[Interface dataset entries]
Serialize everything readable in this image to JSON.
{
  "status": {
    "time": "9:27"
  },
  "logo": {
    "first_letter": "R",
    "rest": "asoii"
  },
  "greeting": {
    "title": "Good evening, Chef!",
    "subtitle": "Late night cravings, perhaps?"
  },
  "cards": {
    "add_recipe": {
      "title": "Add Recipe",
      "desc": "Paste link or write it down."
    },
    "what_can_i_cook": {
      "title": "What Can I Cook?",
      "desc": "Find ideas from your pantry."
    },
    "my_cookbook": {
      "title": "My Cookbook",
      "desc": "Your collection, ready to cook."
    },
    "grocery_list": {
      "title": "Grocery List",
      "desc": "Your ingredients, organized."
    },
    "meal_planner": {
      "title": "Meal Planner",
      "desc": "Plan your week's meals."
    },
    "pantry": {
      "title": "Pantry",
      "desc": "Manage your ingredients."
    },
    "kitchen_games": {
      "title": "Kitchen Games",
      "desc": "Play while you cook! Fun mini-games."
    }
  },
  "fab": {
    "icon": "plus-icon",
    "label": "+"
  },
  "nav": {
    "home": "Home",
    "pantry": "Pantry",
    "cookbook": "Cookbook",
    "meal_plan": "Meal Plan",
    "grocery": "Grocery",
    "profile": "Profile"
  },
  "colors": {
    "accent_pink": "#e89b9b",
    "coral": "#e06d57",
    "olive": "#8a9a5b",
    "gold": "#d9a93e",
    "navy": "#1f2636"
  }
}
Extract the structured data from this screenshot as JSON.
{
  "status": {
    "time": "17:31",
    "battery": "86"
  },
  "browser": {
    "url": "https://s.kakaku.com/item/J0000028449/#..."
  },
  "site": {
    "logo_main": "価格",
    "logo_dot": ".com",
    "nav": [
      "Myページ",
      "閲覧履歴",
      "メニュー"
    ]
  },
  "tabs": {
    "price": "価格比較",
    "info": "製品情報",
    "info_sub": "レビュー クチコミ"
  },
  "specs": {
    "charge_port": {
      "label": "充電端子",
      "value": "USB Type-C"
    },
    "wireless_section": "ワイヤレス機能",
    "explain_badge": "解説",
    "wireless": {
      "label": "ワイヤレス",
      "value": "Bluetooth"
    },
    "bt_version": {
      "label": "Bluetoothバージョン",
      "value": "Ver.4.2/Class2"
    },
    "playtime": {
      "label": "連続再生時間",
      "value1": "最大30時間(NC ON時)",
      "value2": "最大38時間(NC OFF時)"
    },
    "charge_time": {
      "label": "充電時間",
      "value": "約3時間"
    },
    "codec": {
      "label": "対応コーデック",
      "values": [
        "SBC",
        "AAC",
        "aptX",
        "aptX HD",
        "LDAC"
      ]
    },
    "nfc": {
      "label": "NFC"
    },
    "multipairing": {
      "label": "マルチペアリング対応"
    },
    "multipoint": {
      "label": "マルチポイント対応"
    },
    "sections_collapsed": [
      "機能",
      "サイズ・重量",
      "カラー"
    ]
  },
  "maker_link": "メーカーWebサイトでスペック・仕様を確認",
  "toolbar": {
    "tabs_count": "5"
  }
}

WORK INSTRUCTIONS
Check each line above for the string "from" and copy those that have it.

ANSWER BOX
      "desc": "Find ideas from your pantry."
Extract the structured data from this screenshot as JSON.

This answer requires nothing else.